Work instruction —
Search the data for the string "Hood" and copy each line in which it appears.

Source data —
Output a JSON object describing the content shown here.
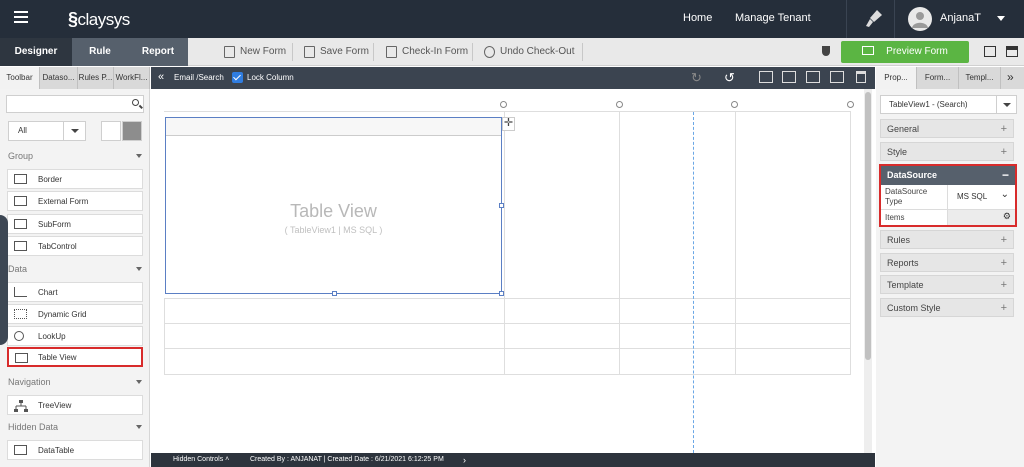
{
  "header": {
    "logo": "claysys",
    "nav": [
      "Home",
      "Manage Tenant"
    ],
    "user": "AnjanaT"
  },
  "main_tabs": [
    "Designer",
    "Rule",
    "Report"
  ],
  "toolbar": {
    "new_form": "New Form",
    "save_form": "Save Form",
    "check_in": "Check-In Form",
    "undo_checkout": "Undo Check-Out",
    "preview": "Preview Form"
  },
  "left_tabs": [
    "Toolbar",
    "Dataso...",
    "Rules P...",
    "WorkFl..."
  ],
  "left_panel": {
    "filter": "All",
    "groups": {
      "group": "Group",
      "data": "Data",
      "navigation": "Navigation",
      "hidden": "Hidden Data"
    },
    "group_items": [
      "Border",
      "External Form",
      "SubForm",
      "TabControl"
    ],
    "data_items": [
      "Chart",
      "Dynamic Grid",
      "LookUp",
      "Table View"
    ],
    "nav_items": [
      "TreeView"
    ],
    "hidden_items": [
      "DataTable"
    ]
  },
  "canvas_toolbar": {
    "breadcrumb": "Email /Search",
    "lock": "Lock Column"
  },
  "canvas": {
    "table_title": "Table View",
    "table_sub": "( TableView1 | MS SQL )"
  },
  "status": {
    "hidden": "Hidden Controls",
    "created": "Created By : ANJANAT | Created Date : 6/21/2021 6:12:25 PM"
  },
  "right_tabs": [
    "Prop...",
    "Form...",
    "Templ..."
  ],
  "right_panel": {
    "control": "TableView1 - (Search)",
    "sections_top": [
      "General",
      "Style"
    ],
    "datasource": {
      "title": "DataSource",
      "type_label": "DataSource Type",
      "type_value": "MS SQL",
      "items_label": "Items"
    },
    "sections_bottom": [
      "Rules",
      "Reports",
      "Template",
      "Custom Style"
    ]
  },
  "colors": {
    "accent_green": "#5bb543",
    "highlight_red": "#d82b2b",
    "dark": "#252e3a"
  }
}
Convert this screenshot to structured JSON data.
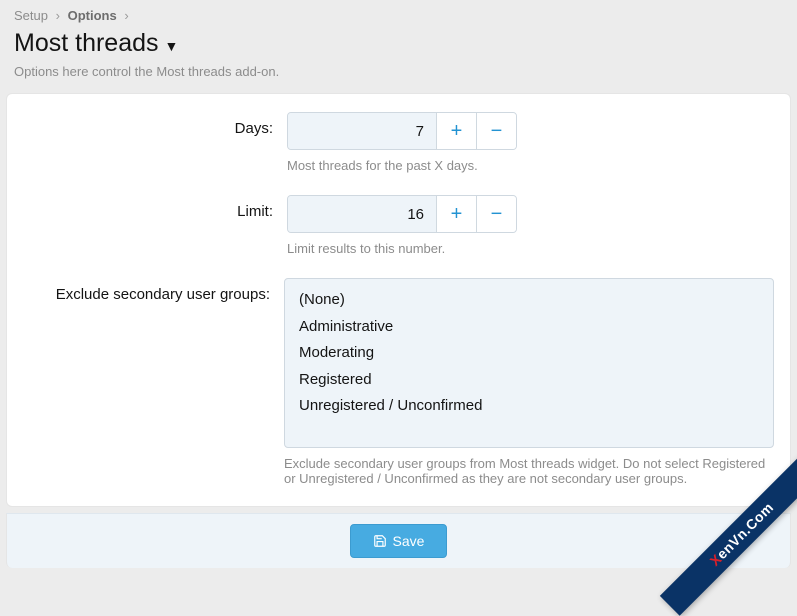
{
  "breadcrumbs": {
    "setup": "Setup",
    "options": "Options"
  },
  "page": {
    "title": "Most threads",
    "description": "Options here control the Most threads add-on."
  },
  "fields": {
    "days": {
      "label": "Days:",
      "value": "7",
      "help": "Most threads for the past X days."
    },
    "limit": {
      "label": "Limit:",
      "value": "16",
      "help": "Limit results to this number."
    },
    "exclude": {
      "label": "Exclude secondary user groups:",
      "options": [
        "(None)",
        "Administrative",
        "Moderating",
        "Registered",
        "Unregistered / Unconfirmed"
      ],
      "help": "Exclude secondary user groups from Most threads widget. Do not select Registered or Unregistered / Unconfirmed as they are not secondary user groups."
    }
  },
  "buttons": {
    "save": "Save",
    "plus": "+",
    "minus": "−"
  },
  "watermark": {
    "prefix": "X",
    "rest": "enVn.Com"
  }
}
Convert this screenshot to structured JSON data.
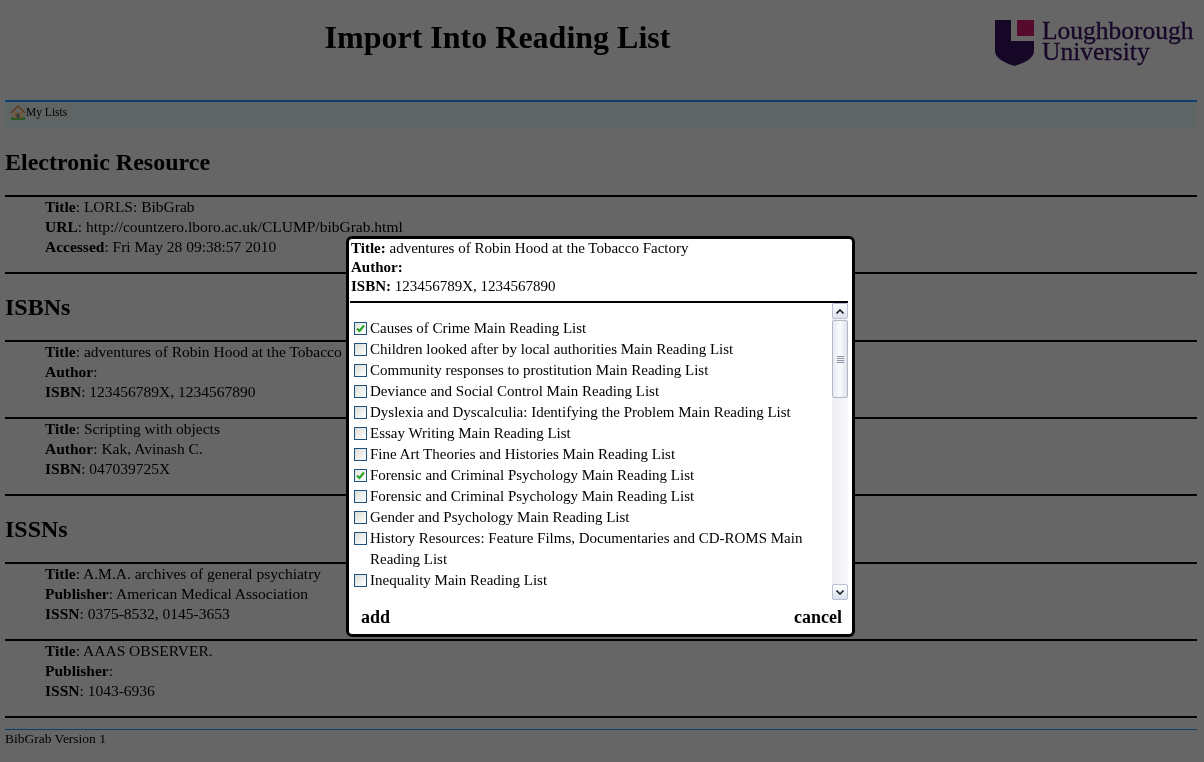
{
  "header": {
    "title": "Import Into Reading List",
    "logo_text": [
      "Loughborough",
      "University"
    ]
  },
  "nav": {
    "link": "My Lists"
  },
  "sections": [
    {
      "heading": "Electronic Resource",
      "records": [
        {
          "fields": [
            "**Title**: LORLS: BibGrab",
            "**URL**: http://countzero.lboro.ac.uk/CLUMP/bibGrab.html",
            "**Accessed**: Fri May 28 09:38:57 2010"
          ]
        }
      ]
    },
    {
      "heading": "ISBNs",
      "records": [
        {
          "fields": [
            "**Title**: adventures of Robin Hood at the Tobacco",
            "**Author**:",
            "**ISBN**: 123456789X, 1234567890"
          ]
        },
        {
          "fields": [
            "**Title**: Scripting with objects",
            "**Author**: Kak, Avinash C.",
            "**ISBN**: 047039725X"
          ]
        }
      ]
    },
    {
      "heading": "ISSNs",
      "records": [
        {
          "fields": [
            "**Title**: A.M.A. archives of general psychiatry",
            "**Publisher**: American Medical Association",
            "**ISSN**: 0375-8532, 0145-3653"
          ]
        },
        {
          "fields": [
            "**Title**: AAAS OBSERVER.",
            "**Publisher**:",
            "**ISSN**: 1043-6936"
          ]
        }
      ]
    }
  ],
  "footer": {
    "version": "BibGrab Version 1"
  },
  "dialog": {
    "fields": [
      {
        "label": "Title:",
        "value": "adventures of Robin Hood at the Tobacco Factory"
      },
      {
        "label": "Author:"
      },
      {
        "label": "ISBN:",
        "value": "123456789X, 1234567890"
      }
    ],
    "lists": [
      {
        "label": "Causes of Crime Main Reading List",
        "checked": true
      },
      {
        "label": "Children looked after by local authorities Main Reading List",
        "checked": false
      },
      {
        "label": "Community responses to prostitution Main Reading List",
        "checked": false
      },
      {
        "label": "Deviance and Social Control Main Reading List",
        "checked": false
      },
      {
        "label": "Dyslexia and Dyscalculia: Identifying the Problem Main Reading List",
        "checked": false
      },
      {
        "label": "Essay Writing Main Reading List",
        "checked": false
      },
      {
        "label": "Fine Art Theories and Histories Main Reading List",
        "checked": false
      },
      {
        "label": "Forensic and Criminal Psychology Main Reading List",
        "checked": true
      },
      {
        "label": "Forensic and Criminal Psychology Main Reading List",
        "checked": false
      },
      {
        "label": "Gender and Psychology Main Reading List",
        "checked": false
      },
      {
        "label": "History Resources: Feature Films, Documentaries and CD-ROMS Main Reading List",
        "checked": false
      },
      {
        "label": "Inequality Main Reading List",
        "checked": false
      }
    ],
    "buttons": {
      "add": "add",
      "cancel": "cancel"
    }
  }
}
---
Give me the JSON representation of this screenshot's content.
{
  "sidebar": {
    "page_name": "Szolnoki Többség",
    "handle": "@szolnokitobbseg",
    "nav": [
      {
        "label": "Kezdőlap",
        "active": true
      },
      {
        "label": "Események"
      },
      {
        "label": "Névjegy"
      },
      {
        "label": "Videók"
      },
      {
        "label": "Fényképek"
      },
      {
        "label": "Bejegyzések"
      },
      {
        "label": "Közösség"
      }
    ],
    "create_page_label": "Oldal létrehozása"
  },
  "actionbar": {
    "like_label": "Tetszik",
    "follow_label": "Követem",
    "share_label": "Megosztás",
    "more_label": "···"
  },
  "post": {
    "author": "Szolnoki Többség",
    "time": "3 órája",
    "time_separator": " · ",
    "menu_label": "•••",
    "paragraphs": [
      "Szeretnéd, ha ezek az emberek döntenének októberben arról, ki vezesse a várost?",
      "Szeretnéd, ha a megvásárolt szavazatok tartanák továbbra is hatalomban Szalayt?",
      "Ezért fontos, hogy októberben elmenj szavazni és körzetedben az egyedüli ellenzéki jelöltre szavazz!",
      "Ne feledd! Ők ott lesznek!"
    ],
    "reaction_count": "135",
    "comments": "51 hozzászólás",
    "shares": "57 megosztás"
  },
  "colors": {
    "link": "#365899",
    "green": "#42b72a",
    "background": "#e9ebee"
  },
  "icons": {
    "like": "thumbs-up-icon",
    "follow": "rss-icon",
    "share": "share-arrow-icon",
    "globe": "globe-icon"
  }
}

Output for this task —
            "**Title**: adventures of Robin Hood at the Tobacco",
        "value": "adventures of Robin Hood at the Tobacco Factory"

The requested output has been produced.